** Source information follows **

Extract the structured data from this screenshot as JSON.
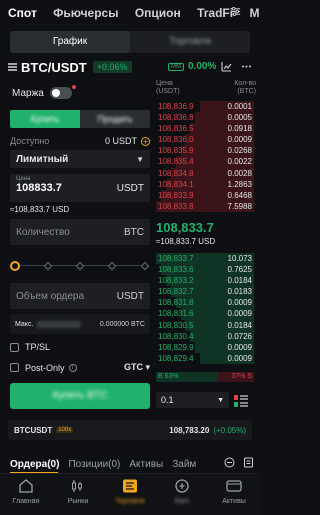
{
  "top_tabs": [
    "Спот",
    "Фьючерсы",
    "Опцион",
    "TradFi",
    "Марж"
  ],
  "view_toggle": {
    "chart": "График",
    "trading": "Торговля"
  },
  "pair": {
    "symbol": "BTC/USDT",
    "change": "+0.06%",
    "mm_tag": "MM",
    "mm_value": "0.00%"
  },
  "form": {
    "margin_label": "Маржа",
    "buy_label": "Купить",
    "sell_label": "Продать",
    "available_label": "Доступно",
    "available_value": "0 USDT",
    "order_type": "Лимитный",
    "price_label": "Цена",
    "price_value": "108833.7",
    "price_unit": "USDT",
    "price_usd": "≈108,833.7 USD",
    "qty_placeholder": "Количество",
    "qty_unit": "BTC",
    "total_placeholder": "Объем ордера",
    "total_unit": "USDT",
    "max_label": "Макс.",
    "max_value": "0.000000 BTC",
    "tpsl_label": "TP/SL",
    "postonly_label": "Post-Only",
    "tif": "GTC",
    "submit_label": "Купить BTC"
  },
  "orderbook": {
    "price_header": "Цена\n(USDT)",
    "qty_header": "Кол-во\n(BTC)",
    "asks": [
      {
        "price": "108,836.9",
        "qty": "0.0001",
        "depth": 0.55
      },
      {
        "price": "108,836.8",
        "qty": "0.0005",
        "depth": 0.6
      },
      {
        "price": "108,836.5",
        "qty": "0.0918",
        "depth": 0.65
      },
      {
        "price": "108,836.0",
        "qty": "0.0009",
        "depth": 0.7
      },
      {
        "price": "108,835.9",
        "qty": "0.0268",
        "depth": 0.75
      },
      {
        "price": "108,835.4",
        "qty": "0.0022",
        "depth": 0.8
      },
      {
        "price": "108,834.8",
        "qty": "0.0028",
        "depth": 0.85
      },
      {
        "price": "108,834.1",
        "qty": "1.2863",
        "depth": 0.9
      },
      {
        "price": "108,833.9",
        "qty": "0.6468",
        "depth": 0.95
      },
      {
        "price": "108,833.8",
        "qty": "7.5988",
        "depth": 1.0
      }
    ],
    "last_price": "108,833.7",
    "last_price_usd": "≈108,833.7 USD",
    "bids": [
      {
        "price": "108,833.7",
        "qty": "10.073",
        "depth": 1.0
      },
      {
        "price": "108,833.6",
        "qty": "0.7625",
        "depth": 0.95
      },
      {
        "price": "108,833.2",
        "qty": "0.0184",
        "depth": 0.9
      },
      {
        "price": "108,832.7",
        "qty": "0.0183",
        "depth": 0.85
      },
      {
        "price": "108,831.8",
        "qty": "0.0009",
        "depth": 0.8
      },
      {
        "price": "108,831.6",
        "qty": "0.0009",
        "depth": 0.75
      },
      {
        "price": "108,830.5",
        "qty": "0.0184",
        "depth": 0.7
      },
      {
        "price": "108,830.4",
        "qty": "0.0726",
        "depth": 0.65
      },
      {
        "price": "108,829.9",
        "qty": "0.0009",
        "depth": 0.6
      },
      {
        "price": "108,829.4",
        "qty": "0.0009",
        "depth": 0.55
      }
    ],
    "buy_tag": "B",
    "buy_ratio": "63%",
    "sell_ratio": "37%",
    "sell_tag": "S",
    "buy_ratio_value": 0.63,
    "tick_size": "0.1"
  },
  "ticker_strip": {
    "symbol": "BTCUSDT",
    "leverage": "100x",
    "price": "108,783.20",
    "change": "(+0.05%)"
  },
  "order_tabs": [
    "Ордера(0)",
    "Позиции(0)",
    "Активы",
    "Займ"
  ],
  "nav": [
    {
      "label": "Главная",
      "icon": "home-icon"
    },
    {
      "label": "Рынки",
      "icon": "markets-icon"
    },
    {
      "label": "Торговля",
      "icon": "trade-icon"
    },
    {
      "label": "Earn",
      "icon": "earn-icon"
    },
    {
      "label": "Активы",
      "icon": "wallet-icon"
    }
  ],
  "colors": {
    "buy": "#20b26c",
    "sell": "#e0424b",
    "accent": "#f0a81f",
    "bg": "#0e0f12"
  }
}
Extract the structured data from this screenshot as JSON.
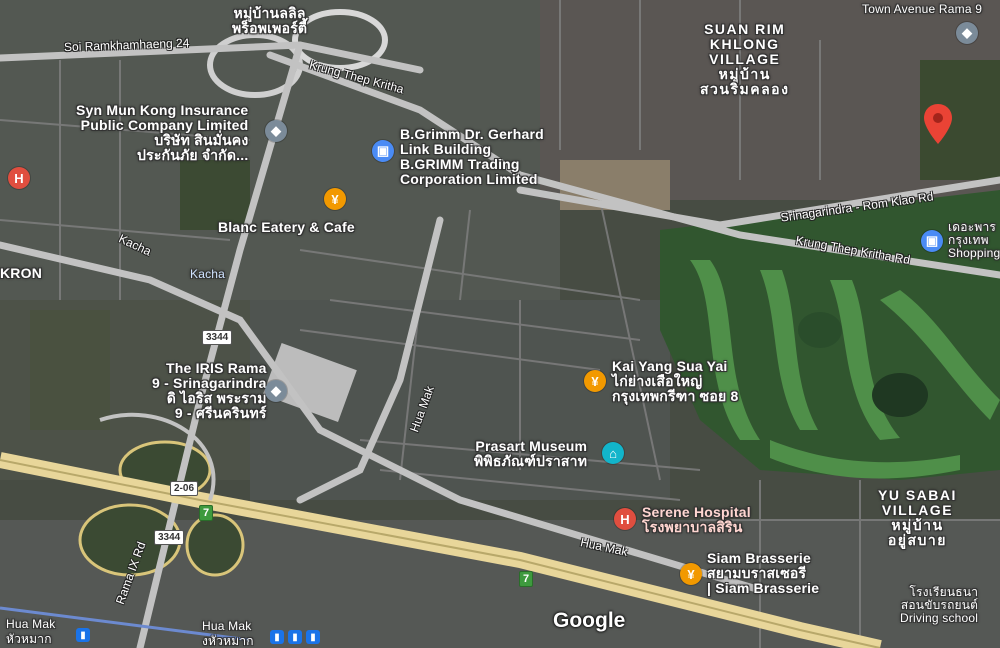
{
  "map": {
    "places": {
      "syn_mun_kong": {
        "name1": "Syn Mun Kong Insurance",
        "name2": "Public Company Limited",
        "thai1": "บริษัท สินมั่นคง",
        "thai2": "ประกันภัย จำกัด..."
      },
      "bgrimm_link": {
        "name1": "B.Grimm Dr. Gerhard",
        "name2": "Link Building",
        "sub1": "B.GRIMM Trading",
        "sub2": "Corporation Limited"
      },
      "blanc_eatery": {
        "name": "Blanc Eatery & Cafe"
      },
      "iris": {
        "name1": "The IRIS Rama",
        "name2": "9 - Srinagarindra",
        "thai1": "ดิ ไอริส พระราม",
        "thai2": "9 - ศรีนครินทร์"
      },
      "kai_yang": {
        "name": "Kai Yang Sua Yai",
        "thai1": "ไก่ย่างเสือใหญ่",
        "thai2": "กรุงเทพกรีฑา ซอย 8"
      },
      "prasart": {
        "name": "Prasart Museum",
        "thai": "พิพิธภัณฑ์ปราสาท"
      },
      "serene": {
        "name": "Serene Hospital",
        "thai": "โรงพยาบาลสิริน"
      },
      "siam_brasserie": {
        "name": "Siam Brasserie",
        "thai": "สยามบราสเซอรี",
        "sub": "| Siam Brasserie"
      },
      "town_avenue": {
        "name": "Town Avenue Rama 9"
      },
      "shopping": {
        "thai1": "เดอะพาร",
        "thai2": "กรุงเทพ",
        "sub": "Shopping"
      },
      "driving_school": {
        "thai1": "โรงเรียนธนา",
        "thai2": "สอนขับรถยนต์",
        "sub": "Driving school"
      },
      "village_top": {
        "thai1": "หมู่บ้านลลิล",
        "thai2": "พร็อพเพอร์ตี้"
      },
      "suan_rim": {
        "line1": "SUAN RIM",
        "line2": "KHLONG",
        "line3": "VILLAGE",
        "thai1": "หมู่บ้าน",
        "thai2": "สวนริมคลอง"
      },
      "yu_sabai": {
        "line1": "YU SABAI",
        "line2": "VILLAGE",
        "thai1": "หมู่บ้าน",
        "thai2": "อยู่สบาย"
      },
      "hua_mak_left": {
        "name": "Hua Mak",
        "thai": "หัวหมาก"
      },
      "hua_mak_station": {
        "name": "Hua Mak",
        "thai": "งหัวหมาก"
      },
      "kron": {
        "name": "KRON"
      },
      "kacha_area": {
        "name": "Kacha"
      }
    },
    "roads": {
      "soi_ramkhamhaeng": "Soi Ramkhamhaeng 24",
      "krung_thep_kritha_top": "Krung Thep Kritha",
      "srinagarindra": "Srinagarindra - Rom Klao Rd",
      "krung_thep_kritha_rd": "Krung Thep Kritha Rd",
      "kacha": "Kacha",
      "hua_mak_vertical": "Hua Mak",
      "hua_mak_lower": "Hua Mak",
      "rama9": "Rama IX Rd"
    },
    "shields": {
      "s3344_a": "3344",
      "s3344_b": "3344",
      "s206": "2-06",
      "green_a": "7",
      "green_b": "7"
    },
    "icons": {
      "grey_pin": "building-icon",
      "orange_pin": "restaurant-icon",
      "red_pin": "hospital-icon",
      "teal_pin": "museum-icon",
      "blue_pin": "shopping-icon",
      "selected_marker": "map-marker-icon",
      "transit": "train-icon"
    },
    "branding": "Google",
    "colors": {
      "restaurant": "#f29900",
      "hospital": "#e04e3f",
      "museum": "#12b5cb",
      "building": "#7b8b99",
      "shopping": "#4a8bf5",
      "selected_marker": "#ea4335"
    }
  }
}
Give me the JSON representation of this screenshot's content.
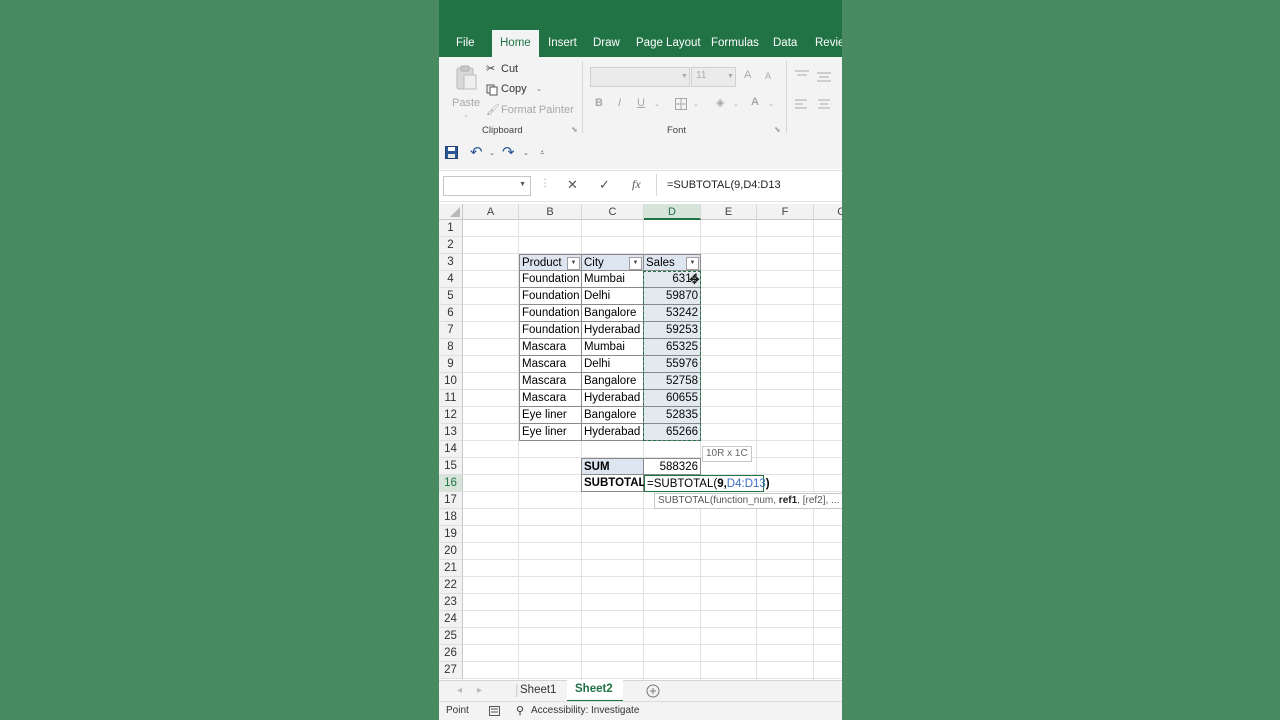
{
  "tabs": [
    "File",
    "Home",
    "Insert",
    "Draw",
    "Page Layout",
    "Formulas",
    "Data",
    "Review"
  ],
  "ribbon": {
    "clipboard": {
      "paste": "Paste",
      "cut": "Cut",
      "copy": "Copy",
      "format_painter": "Format Painter",
      "label": "Clipboard"
    },
    "font": {
      "size": "11",
      "bold": "B",
      "italic": "I",
      "underline": "U",
      "grow": "A",
      "shrink": "A",
      "font_color": "A",
      "label": "Font"
    }
  },
  "formula_bar": {
    "cancel": "✕",
    "enter": "✓",
    "fx": "fx",
    "value": "=SUBTOTAL(9,D4:D13"
  },
  "columns": [
    "A",
    "B",
    "C",
    "D",
    "E",
    "F",
    "G"
  ],
  "rows": [
    "1",
    "2",
    "3",
    "4",
    "5",
    "6",
    "7",
    "8",
    "9",
    "10",
    "11",
    "12",
    "13",
    "14",
    "15",
    "16",
    "17",
    "18",
    "19",
    "20",
    "21",
    "22",
    "23",
    "24",
    "25",
    "26",
    "27"
  ],
  "table": {
    "headers": [
      "Product",
      "City",
      "Sales"
    ],
    "rows": [
      [
        "Foundation",
        "Mumbai",
        "6314"
      ],
      [
        "Foundation",
        "Delhi",
        "59870"
      ],
      [
        "Foundation",
        "Bangalore",
        "53242"
      ],
      [
        "Foundation",
        "Hyderabad",
        "59253"
      ],
      [
        "Mascara",
        "Mumbai",
        "65325"
      ],
      [
        "Mascara",
        "Delhi",
        "55976"
      ],
      [
        "Mascara",
        "Bangalore",
        "52758"
      ],
      [
        "Mascara",
        "Hyderabad",
        "60655"
      ],
      [
        "Eye liner",
        "Bangalore",
        "52835"
      ],
      [
        "Eye liner",
        "Hyderabad",
        "65266"
      ]
    ]
  },
  "summary": {
    "sum_label": "SUM",
    "sum_value": "588326",
    "subtotal_label": "SUBTOTAL",
    "subtotal_formula_start": "=SUBTOTAL(",
    "subtotal_formula_arg1": "9,",
    "subtotal_formula_ref": "D4:D13",
    "subtotal_formula_end": ")"
  },
  "range_tooltip": "10R x 1C",
  "function_tooltip": {
    "pre": "SUBTOTAL(function_num, ",
    "bold": "ref1",
    "post": ", [ref2], ..."
  },
  "sheets": [
    "Sheet1",
    "Sheet2"
  ],
  "status": {
    "mode": "Point",
    "accessibility": "Accessibility: Investigate"
  },
  "colors": {
    "excel_green": "#217346",
    "background": "#4a8a63",
    "table_header": "#dde5f1"
  }
}
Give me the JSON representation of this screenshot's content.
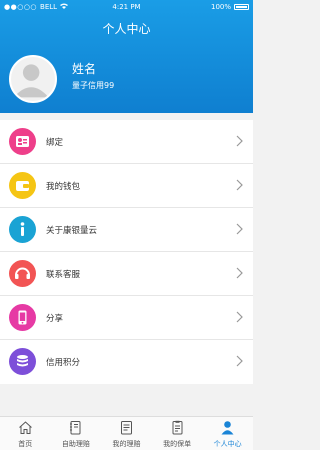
{
  "status": {
    "carrier": "BELL",
    "time": "4:21 PM",
    "battery": "100%"
  },
  "header": {
    "title": "个人中心"
  },
  "profile": {
    "name": "姓名",
    "credit": "量子信用99"
  },
  "menu": [
    {
      "label": "绑定",
      "icon": "bind-icon",
      "color": "#ee3f8a"
    },
    {
      "label": "我的钱包",
      "icon": "wallet-icon",
      "color": "#f5c514"
    },
    {
      "label": "关于康银量云",
      "icon": "info-icon",
      "color": "#1aa3d4"
    },
    {
      "label": "联系客服",
      "icon": "headset-icon",
      "color": "#f25454"
    },
    {
      "label": "分享",
      "icon": "phone-icon",
      "color": "#e63aa4"
    },
    {
      "label": "信用积分",
      "icon": "coins-icon",
      "color": "#7d4fd9"
    }
  ],
  "tabs": [
    {
      "label": "首页",
      "icon": "home-icon"
    },
    {
      "label": "自助理赔",
      "icon": "notebook-icon"
    },
    {
      "label": "我的理赔",
      "icon": "document-icon"
    },
    {
      "label": "我的保单",
      "icon": "policy-icon"
    },
    {
      "label": "个人中心",
      "icon": "user-icon",
      "active": true
    }
  ]
}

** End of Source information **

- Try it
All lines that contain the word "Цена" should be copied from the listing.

- Task response
    "price_label": "Цена",
    "price_header": "Цена\n(USDT)",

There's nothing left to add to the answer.